Kenna Jasperson of Manhattan has been a part of the festival since the beginning. She is the co-chapter head of MHK Girls Pint Out and the president of the Clusterfuggle Brew Crew in Manhattan. She’s also a co-chair for the Rhythm & Brews committee.
“We just really have a passion for craft beer and social events,” she said. “This is our first year for Girls Pint Out — that’s something we started in January of this year — but our Brew Crew has actually been around since 2013.”
Jasperson said Girls Pint Out, which is a national non-profit organization, also does charitable events.

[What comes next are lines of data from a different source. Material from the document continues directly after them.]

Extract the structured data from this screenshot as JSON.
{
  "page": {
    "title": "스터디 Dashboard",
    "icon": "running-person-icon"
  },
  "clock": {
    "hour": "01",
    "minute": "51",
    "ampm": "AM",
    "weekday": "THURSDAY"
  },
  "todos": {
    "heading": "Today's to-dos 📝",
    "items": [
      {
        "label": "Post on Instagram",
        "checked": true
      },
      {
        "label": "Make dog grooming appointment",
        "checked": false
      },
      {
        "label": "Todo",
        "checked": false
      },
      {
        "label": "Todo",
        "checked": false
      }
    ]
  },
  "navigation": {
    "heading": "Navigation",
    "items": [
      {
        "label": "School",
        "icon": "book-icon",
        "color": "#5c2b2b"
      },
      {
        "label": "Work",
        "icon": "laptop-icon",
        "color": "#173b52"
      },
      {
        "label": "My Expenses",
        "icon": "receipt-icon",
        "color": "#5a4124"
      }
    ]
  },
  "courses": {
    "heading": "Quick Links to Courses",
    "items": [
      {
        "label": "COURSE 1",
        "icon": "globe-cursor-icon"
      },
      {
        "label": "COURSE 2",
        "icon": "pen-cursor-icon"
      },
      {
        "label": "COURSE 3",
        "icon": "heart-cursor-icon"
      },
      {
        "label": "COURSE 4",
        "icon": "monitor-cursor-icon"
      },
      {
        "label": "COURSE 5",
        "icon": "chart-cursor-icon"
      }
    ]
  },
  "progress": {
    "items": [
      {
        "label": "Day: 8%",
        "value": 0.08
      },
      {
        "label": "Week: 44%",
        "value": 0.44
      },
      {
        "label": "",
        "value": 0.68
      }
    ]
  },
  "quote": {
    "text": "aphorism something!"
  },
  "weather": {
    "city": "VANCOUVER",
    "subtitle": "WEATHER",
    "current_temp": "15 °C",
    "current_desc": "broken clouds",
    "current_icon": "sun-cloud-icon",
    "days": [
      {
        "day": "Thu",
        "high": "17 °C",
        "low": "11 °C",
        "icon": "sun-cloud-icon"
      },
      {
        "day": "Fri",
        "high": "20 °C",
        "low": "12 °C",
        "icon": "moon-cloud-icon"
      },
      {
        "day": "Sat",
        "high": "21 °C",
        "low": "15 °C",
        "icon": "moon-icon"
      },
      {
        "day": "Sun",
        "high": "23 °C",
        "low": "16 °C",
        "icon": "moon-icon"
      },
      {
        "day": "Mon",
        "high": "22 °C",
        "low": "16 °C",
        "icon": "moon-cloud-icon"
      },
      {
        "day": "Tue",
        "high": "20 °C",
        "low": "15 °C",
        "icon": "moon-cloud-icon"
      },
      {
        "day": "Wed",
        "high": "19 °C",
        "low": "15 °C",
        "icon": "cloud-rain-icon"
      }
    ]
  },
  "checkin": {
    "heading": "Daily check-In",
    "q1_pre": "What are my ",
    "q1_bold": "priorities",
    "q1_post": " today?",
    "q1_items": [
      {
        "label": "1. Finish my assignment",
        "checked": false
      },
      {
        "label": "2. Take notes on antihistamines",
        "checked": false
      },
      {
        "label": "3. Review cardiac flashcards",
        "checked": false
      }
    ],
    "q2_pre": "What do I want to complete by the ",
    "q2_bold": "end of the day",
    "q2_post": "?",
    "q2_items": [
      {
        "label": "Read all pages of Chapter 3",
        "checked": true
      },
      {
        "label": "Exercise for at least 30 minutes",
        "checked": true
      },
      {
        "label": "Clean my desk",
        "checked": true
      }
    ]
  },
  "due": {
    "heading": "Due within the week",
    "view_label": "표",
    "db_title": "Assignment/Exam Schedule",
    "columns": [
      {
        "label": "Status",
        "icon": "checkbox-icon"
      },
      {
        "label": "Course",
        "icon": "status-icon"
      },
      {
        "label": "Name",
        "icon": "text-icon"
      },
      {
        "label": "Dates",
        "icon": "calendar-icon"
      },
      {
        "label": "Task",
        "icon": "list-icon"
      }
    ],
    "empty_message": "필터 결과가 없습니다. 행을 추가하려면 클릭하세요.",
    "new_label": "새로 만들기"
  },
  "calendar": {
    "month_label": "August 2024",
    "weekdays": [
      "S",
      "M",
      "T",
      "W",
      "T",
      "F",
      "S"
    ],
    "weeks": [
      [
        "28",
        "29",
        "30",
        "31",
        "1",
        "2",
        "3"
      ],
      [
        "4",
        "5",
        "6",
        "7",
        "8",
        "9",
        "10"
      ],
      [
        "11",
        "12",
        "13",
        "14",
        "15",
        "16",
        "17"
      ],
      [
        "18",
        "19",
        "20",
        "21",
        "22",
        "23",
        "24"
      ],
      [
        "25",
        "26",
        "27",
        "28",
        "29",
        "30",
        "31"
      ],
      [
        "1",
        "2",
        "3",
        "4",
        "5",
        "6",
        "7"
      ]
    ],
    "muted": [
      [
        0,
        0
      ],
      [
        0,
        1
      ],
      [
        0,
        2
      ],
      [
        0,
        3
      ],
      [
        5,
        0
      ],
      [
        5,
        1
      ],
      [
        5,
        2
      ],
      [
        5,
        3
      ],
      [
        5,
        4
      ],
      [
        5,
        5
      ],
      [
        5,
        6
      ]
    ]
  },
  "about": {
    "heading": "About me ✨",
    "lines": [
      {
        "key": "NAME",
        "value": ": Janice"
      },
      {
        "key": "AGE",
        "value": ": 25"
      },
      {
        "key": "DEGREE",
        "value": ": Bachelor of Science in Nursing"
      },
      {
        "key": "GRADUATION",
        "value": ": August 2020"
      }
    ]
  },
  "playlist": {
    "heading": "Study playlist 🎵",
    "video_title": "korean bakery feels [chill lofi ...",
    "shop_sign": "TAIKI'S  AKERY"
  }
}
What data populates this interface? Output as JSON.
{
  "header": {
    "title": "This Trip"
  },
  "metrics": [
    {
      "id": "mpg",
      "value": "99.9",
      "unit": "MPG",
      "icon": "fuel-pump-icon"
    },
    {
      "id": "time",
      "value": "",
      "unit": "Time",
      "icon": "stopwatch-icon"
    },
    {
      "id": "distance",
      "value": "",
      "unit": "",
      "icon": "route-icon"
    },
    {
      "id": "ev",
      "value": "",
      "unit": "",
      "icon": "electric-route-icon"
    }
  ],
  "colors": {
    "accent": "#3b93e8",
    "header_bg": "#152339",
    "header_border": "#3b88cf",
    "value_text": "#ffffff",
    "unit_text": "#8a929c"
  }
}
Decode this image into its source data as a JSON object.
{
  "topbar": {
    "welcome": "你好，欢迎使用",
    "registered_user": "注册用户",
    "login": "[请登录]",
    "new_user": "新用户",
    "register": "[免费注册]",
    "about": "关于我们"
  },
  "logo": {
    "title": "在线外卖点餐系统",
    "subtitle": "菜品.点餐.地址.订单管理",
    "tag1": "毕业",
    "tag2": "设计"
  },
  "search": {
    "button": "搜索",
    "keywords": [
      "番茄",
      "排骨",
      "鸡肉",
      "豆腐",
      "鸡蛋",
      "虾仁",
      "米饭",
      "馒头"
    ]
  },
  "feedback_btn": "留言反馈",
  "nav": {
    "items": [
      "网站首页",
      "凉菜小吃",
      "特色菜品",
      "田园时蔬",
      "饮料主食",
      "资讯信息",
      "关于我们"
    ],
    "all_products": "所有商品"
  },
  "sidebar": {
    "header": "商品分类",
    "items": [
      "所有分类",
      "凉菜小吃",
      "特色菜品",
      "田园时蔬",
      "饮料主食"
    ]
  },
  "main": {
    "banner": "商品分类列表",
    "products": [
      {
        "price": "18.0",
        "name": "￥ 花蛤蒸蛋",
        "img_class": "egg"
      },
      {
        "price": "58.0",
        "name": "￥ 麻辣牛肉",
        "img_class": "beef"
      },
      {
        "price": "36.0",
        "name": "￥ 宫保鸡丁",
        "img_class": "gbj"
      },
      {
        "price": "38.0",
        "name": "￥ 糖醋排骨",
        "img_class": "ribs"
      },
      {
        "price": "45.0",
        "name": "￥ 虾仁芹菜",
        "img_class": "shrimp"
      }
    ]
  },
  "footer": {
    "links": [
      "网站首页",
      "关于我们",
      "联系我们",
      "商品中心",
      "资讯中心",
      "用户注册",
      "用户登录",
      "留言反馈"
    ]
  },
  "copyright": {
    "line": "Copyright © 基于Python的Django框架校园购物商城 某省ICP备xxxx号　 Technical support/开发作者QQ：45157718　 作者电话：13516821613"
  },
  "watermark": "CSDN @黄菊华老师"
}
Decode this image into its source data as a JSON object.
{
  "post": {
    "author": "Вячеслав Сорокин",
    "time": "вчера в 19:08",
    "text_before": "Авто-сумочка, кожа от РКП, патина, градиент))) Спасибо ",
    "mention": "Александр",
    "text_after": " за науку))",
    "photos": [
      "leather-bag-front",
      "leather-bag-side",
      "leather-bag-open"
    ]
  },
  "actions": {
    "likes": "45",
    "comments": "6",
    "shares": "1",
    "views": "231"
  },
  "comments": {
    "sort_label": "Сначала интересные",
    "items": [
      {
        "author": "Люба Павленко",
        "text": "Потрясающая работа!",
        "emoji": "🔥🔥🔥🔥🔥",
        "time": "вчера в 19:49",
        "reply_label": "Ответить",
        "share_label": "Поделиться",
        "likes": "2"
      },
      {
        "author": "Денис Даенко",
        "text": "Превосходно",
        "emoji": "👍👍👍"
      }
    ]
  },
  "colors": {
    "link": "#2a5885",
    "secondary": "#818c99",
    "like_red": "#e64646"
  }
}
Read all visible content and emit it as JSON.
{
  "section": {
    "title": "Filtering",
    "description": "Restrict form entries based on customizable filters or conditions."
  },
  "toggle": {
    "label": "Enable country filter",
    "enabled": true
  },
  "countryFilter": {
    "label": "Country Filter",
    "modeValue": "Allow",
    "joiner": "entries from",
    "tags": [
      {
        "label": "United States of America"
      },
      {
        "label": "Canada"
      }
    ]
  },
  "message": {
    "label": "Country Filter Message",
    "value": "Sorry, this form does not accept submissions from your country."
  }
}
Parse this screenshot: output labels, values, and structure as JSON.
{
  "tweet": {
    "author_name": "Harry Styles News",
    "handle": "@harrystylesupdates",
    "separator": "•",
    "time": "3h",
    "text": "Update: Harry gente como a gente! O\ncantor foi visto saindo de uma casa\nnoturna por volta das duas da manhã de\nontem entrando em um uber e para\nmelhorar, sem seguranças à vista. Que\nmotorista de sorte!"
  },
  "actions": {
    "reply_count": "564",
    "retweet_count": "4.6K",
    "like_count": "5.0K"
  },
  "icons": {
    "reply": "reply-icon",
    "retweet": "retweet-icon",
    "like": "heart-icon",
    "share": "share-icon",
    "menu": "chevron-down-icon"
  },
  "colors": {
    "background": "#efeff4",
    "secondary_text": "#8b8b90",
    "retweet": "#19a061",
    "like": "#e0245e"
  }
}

“In August we’re doing a school supply drive,” she said.
Scott Moses of St. George made his first trip to the event.
“It’s interesting,” he said. “There’s a couple beers I’ve had before, a couple I haven’t.”
He enjoyed his sample from the Tallgrass booth.
“Delicious!” he said.
Little Apple Brewing Company co-owner Kelly Loub took a quick break from her booth and said the event helps recognize local breweries.
“It’s really nice to have great representation of things that are made in Kansas,” Loub said. “It’s just really great to see that curiosity in people’s heads. We’re turning people on to whole other shebang of beer, so that’s what’s really cool.”
Before the sampling in the afternoon, almost 800 runners took part in the 8th Annual Brew 2 Shoe 10K/5K that began on Poyntz Avenue and live music ended the evening in City Park with a full crowd at the Larry Norvell Bandshell.
The Baker Trio, SHEL and Grizfolk were this year’s performers.